in an unsettled condition and was infested with freebooters. A change passed over society; laws were enforced, police regulations made, society became settled and calm, fortifications disappeared, and in their place arose châteaux and pleasant villas that were admirably suited to a free and peaceful life. Each style, in fact, originated in the various operations of natural conditions; each form had an evolution of its own, that had as definite and as readily ascertained causes as those which produced the evolution of any other form of culture. Reason and common sense, usefulness and intention, were the great factors on which—all architecture rested; and when these things were neglected—when an arbitrary decree of fashion or the development of a new "taste" became the criterion by which all buildings were judged architecture fell. This calamity occurred with the introduction of the Renaissance in the fifteenth century, and its results are still apparent.
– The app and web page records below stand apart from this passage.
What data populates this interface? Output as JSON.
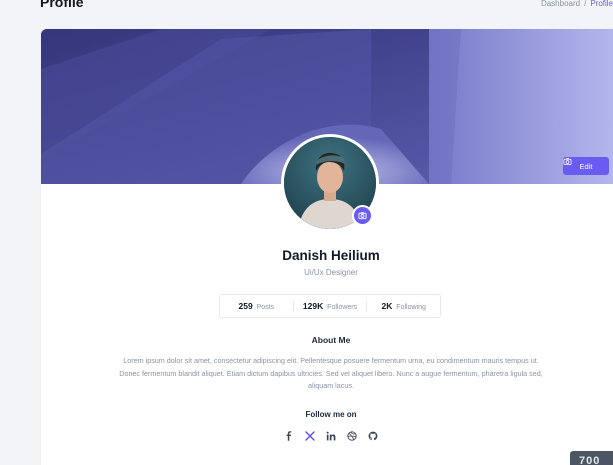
{
  "header": {
    "title": "Profile",
    "breadcrumb": {
      "home": "Dashboard",
      "separator": "/",
      "current": "Profile"
    }
  },
  "cover": {
    "edit_label": "Edit",
    "edit_icon": "camera-icon"
  },
  "profile": {
    "name": "Danish Heilium",
    "role": "Ui/Ux Designer",
    "avatar_icon": "camera-icon"
  },
  "stats": [
    {
      "value": "259",
      "label": "Posts"
    },
    {
      "value": "129K",
      "label": "Followers"
    },
    {
      "value": "2K",
      "label": "Following"
    }
  ],
  "about": {
    "title": "About Me",
    "text": "Lorem ipsum dolor sit amet, consectetur adipiscing elit. Pellentesque posuere fermentum urna, eu condimentum mauris tempus ut. Donec fermentum blandit aliquet. Etiam dictum dapibus ultricies. Sed vel aliquet libero. Nunc a augue fermentum, pharetra ligula sed, aliquam lacus."
  },
  "follow": {
    "title": "Follow me on",
    "icons": [
      "facebook-icon",
      "x-icon",
      "linkedin-icon",
      "dribbble-icon",
      "github-icon"
    ]
  },
  "corner_badge": "700",
  "colors": {
    "accent": "#6b5cf1",
    "breadcrumb_active": "#6a63d8",
    "x_icon": "#5b4ff0"
  }
}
Natural conditions are apt to be forgotten in this busy life of ours. We have no time to spend in applying the problems of perspective to architecture as did the ancient Greeks when they used curved lines instead of straight, in order to correct the distortion caused by distance. Our crowded cities, where land has reached fabulous prices per foot, afford no opportunity for taking advantage of the conveniences of an ample site. But, though we may not be able to concern ourselves with such matters, there are a multitude of other details that can be attended to which are now more or less neglected, and which, were they intelligently treated, would remove much of the present reproach from our architecture.
For many hundred years architecture has been occupied with solving problems presented by Nature. In earlier times life was comparatively simple, and artificial needs were few and easily satisfied. Now, however, we have countless mechanical contrivances that have entered closely into our lives, and the problems of architecture take a different range. Steam and electricity have revolutionized society. They have brought the furthermost parts of the earth into intimate connection. Our lives are one continuous hurry, and the laggard is soon left behind in the rapid march of progress. In the cities land is scarce and valuable, and room is only to be had by expanding upward instead of laterally. Inventive genius has supplied us with elevators, steam heat, electric light. Questions of public safety, correct sanitation, guards against fire, protection against burglary, safe means of rapid ingress and egress, have formed other conditions. The spread of manufactures, the making of artificial building materials, as iron and glass, have given us new forces. New methods of business and the constant and rapid introduction of new occu-